So I'm sure that after the previous post where I presented the easy-phi project, you'd like to see the actual hardware. So we're going to start with the rack:
As a beginning, we decided to work on a frame that can (only) contain 5 electronics modules.
We chose a Schroff 28HP 3U rack, the Ratiopac PRO 3HE/28TE/315T to be precise. One HP (Horizontal Pitch) is 0.2 inch (5.08mm), and 3U means an approximate 5.25" (13.3cm) module height. The rack depth is 12.5 inches (31.5cm).
One module being 5HP wide, the 3HP remaining are used to display the rack status as well as measuring 'outside' light intensity.

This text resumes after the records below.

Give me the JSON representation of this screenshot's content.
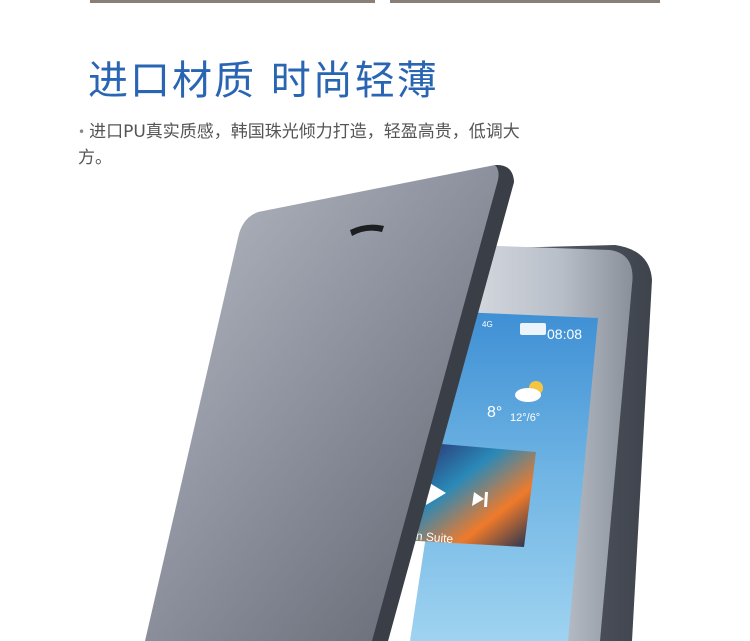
{
  "headline": "进口材质 时尚轻薄",
  "description": "进口PU真实质感，韩国珠光倾力打造，轻盈高贵，低调大方。",
  "phone_screen": {
    "status_time": "08:08",
    "status_network": "4G",
    "weather_temp": "8°",
    "weather_range": "12°/6°",
    "weather_icon": "partly-cloudy-icon",
    "music_title": "Bach Suite"
  },
  "colors": {
    "headline": "#2a65b3",
    "text": "#555555",
    "cover": "#7c8290",
    "screen": "#5aa8d8"
  }
}
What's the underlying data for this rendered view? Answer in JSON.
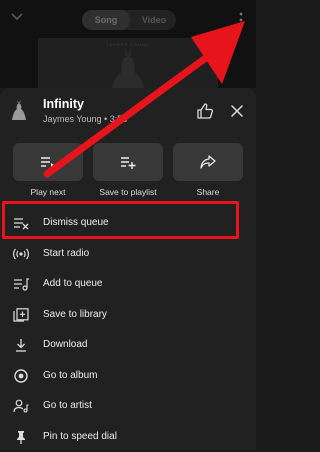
{
  "top": {
    "tabs": {
      "song": "Song",
      "video": "Video"
    },
    "album_caption": "JAYMES YOUNG"
  },
  "song": {
    "title": "Infinity",
    "subtitle": "Jaymes Young • 3:58"
  },
  "actions": [
    {
      "label": "Play next",
      "icon": "play-next-icon"
    },
    {
      "label": "Save to playlist",
      "icon": "playlist-add-icon"
    },
    {
      "label": "Share",
      "icon": "share-icon"
    }
  ],
  "menu": [
    {
      "label": "Dismiss queue",
      "icon": "dismiss-queue-icon"
    },
    {
      "label": "Start radio",
      "icon": "radio-icon"
    },
    {
      "label": "Add to queue",
      "icon": "add-to-queue-icon"
    },
    {
      "label": "Save to library",
      "icon": "library-add-icon"
    },
    {
      "label": "Download",
      "icon": "download-icon"
    },
    {
      "label": "Go to album",
      "icon": "album-icon"
    },
    {
      "label": "Go to artist",
      "icon": "artist-icon"
    },
    {
      "label": "Pin to speed dial",
      "icon": "pin-icon"
    }
  ],
  "colors": {
    "annotation": "#e8141c",
    "sheet": "#212121",
    "action_bg": "#383838"
  }
}
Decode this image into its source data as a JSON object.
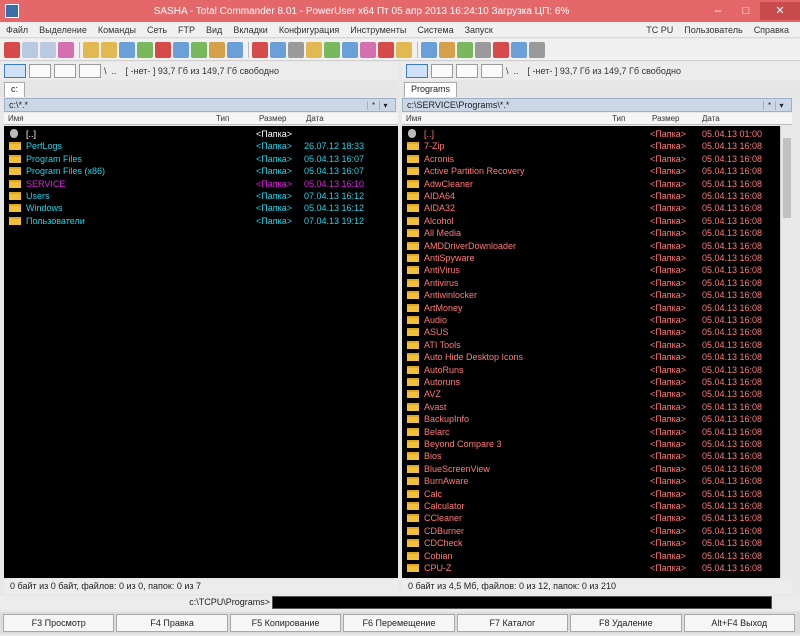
{
  "window": {
    "title": "SASHA - Total Commander 8.01 - PowerUser x64   Пт 05 апр 2013   16:24:10   Загрузка ЦП: 6%"
  },
  "menu": {
    "items": [
      "Файл",
      "Выделение",
      "Команды",
      "Сеть",
      "FTP",
      "Вид",
      "Вкладки",
      "Конфигурация",
      "Инструменты",
      "Система",
      "Запуск"
    ],
    "right_items": [
      "TC PU",
      "Пользователь",
      "Справка"
    ]
  },
  "left": {
    "drive_info": "[ -нет- ]  93,7 Гб из 149,7 Гб свободно",
    "tab": "c:",
    "path": "c:\\*.*",
    "columns": {
      "name": "Имя",
      "ext": "Тип",
      "size": "Размер",
      "date": "Дата"
    },
    "rows": [
      {
        "name": "[..]",
        "ext": "",
        "size": "<Папка>",
        "date": "",
        "color": "#ffffff",
        "up": true
      },
      {
        "name": "PerfLogs",
        "ext": "",
        "size": "<Папка>",
        "date": "26.07.12 18:33",
        "color": "#22d3e8"
      },
      {
        "name": "Program Files",
        "ext": "",
        "size": "<Папка>",
        "date": "05.04.13 16:07",
        "color": "#22d3e8"
      },
      {
        "name": "Program Files (x86)",
        "ext": "",
        "size": "<Папка>",
        "date": "05.04.13 16:07",
        "color": "#22d3e8"
      },
      {
        "name": "SERVICE",
        "ext": "",
        "size": "<Папка>",
        "date": "05.04.13 16:10",
        "color": "#e51ee5"
      },
      {
        "name": "Users",
        "ext": "",
        "size": "<Папка>",
        "date": "07.04.13 16:12",
        "color": "#22d3e8"
      },
      {
        "name": "Windows",
        "ext": "",
        "size": "<Папка>",
        "date": "05.04.13 16:12",
        "color": "#22d3e8"
      },
      {
        "name": "Пользователи",
        "ext": "",
        "size": "<Папка>",
        "date": "07.04.13 19:12",
        "color": "#22d3e8"
      }
    ],
    "status": "0 байт из 0 байт, файлов: 0 из 0, папок: 0 из 7"
  },
  "right": {
    "drive_info": "[ -нет- ]  93,7 Гб из 149,7 Гб свободно",
    "tab": "Programs",
    "path": "c:\\SERVICE\\Programs\\*.*",
    "columns": {
      "name": "Имя",
      "ext": "Тип",
      "size": "Размер",
      "date": "Дата"
    },
    "row_color": "#ff7a7a",
    "rows": [
      {
        "name": "[..]",
        "size": "<Папка>",
        "date": "05.04.13 01:00",
        "up": true
      },
      {
        "name": "7-Zip",
        "size": "<Папка>",
        "date": "05.04.13 16:08"
      },
      {
        "name": "Acronis",
        "size": "<Папка>",
        "date": "05.04.13 16:08"
      },
      {
        "name": "Active Partition Recovery",
        "size": "<Папка>",
        "date": "05.04.13 16:08"
      },
      {
        "name": "AdwCleaner",
        "size": "<Папка>",
        "date": "05.04.13 16:08"
      },
      {
        "name": "AIDA64",
        "size": "<Папка>",
        "date": "05.04.13 16:08"
      },
      {
        "name": "AIDA32",
        "size": "<Папка>",
        "date": "05.04.13 16:08"
      },
      {
        "name": "Alcohol",
        "size": "<Папка>",
        "date": "05.04.13 16:08"
      },
      {
        "name": "All Media",
        "size": "<Папка>",
        "date": "05.04.13 16:08"
      },
      {
        "name": "AMDDriverDownloader",
        "size": "<Папка>",
        "date": "05.04.13 16:08"
      },
      {
        "name": "AntiSpyware",
        "size": "<Папка>",
        "date": "05.04.13 16:08"
      },
      {
        "name": "AntiVirus",
        "size": "<Папка>",
        "date": "05.04.13 16:08"
      },
      {
        "name": "Antivirus",
        "size": "<Папка>",
        "date": "05.04.13 16:08"
      },
      {
        "name": "Antiwinlocker",
        "size": "<Папка>",
        "date": "05.04.13 16:08"
      },
      {
        "name": "ArtMoney",
        "size": "<Папка>",
        "date": "05.04.13 16:08"
      },
      {
        "name": "Audio",
        "size": "<Папка>",
        "date": "05.04.13 16:08"
      },
      {
        "name": "ASUS",
        "size": "<Папка>",
        "date": "05.04.13 16:08"
      },
      {
        "name": "ATI Tools",
        "size": "<Папка>",
        "date": "05.04.13 16:08"
      },
      {
        "name": "Auto Hide Desktop Icons",
        "size": "<Папка>",
        "date": "05.04.13 16:08"
      },
      {
        "name": "AutoRuns",
        "size": "<Папка>",
        "date": "05.04.13 16:08"
      },
      {
        "name": "Autoruns",
        "size": "<Папка>",
        "date": "05.04.13 16:08"
      },
      {
        "name": "AVZ",
        "size": "<Папка>",
        "date": "05.04.13 16:08"
      },
      {
        "name": "Avast",
        "size": "<Папка>",
        "date": "05.04.13 16:08"
      },
      {
        "name": "BackupInfo",
        "size": "<Папка>",
        "date": "05.04.13 16:08"
      },
      {
        "name": "Belarc",
        "size": "<Папка>",
        "date": "05.04.13 16:08"
      },
      {
        "name": "Beyond Compare 3",
        "size": "<Папка>",
        "date": "05.04.13 16:08"
      },
      {
        "name": "Bios",
        "size": "<Папка>",
        "date": "05.04.13 16:08"
      },
      {
        "name": "BlueScreenView",
        "size": "<Папка>",
        "date": "05.04.13 16:08"
      },
      {
        "name": "BurnAware",
        "size": "<Папка>",
        "date": "05.04.13 16:08"
      },
      {
        "name": "Calc",
        "size": "<Папка>",
        "date": "05.04.13 16:08"
      },
      {
        "name": "Calculator",
        "size": "<Папка>",
        "date": "05.04.13 16:08"
      },
      {
        "name": "CCleaner",
        "size": "<Папка>",
        "date": "05.04.13 16:08"
      },
      {
        "name": "CDBurner",
        "size": "<Папка>",
        "date": "05.04.13 16:08"
      },
      {
        "name": "CDCheck",
        "size": "<Папка>",
        "date": "05.04.13 16:08"
      },
      {
        "name": "Cobian",
        "size": "<Папка>",
        "date": "05.04.13 16:08"
      },
      {
        "name": "CPU-Z",
        "size": "<Папка>",
        "date": "05.04.13 16:08"
      }
    ],
    "status": "0 байт из 4,5 Мб, файлов: 0 из 12, папок: 0 из 210"
  },
  "command_line": {
    "path": "c:\\TCPU\\Programs>"
  },
  "fkeys": [
    "F3 Просмотр",
    "F4 Правка",
    "F5 Копирование",
    "F6 Перемещение",
    "F7 Каталог",
    "F8 Удаление",
    "Alt+F4 Выход"
  ],
  "colors": {
    "titlebar": "#e4686a",
    "panel_bg": "#000000",
    "folder_left": "#22d3e8",
    "folder_right": "#ff7a7a",
    "highlight": "#e51ee5"
  }
}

The easy-phi module specifications allowing a module to consume 50W of power, rack cooling is therefore essential. One fan extracts the air out of the rack from the back, which is why several openings have been made to the backplane PCB.
As mentioned in the project description, each electronics module has an individual USB connection. Consequently, the board includes 2x 4-ports USB2.0 hubs connected to the onboard computer. In the following picture you can see a Cubieboard, but we may switch to the cheaper Beaglebone in the future.
The rack sends a 10MHz differential clock signal to all modules, which can be overridden if a dedicated control signal is enabled. There are also 4 bi-directional synchronization signals which are common to all modules, pulled up to 3.3V by 2k resistors. The frame is powered by one 12V/25A power supply and two step-downs on the backplane generate the +5V (3A) and +3.3V (1A).
A monitoring system based on the ATMega32u4 checks the signal states, voltages, backplane temperature and 12V current consumption. The microcontroller enumerates as a virtual COM port so the Cubieboard can request the rack state at anytime. This system is using +5V generated from a LDO connected to the 12V. The ATMega is connected to two LEDs to visually check the presence of 5V and 3.3V in case the system becomes unresponsive.
Each 5V provided to the modules is controlled by current-limited, power-distribution switches connected to the USB hubs. If one module's 5V current consumption exceeds 0.5A, the module will automatically be disconnected from the USB bus.
All data signals are located at the center of the module's connector while the ground is at its periphery. This ensures that the first electrical contact made when plugging the module is the 0V. All signals are obviously ESD protected.
Anyway, I think most of the rack's features have been covered, but if you have any question don't hesitate to drop me an email! The official website is online and you'll be able able to download all the sources from there.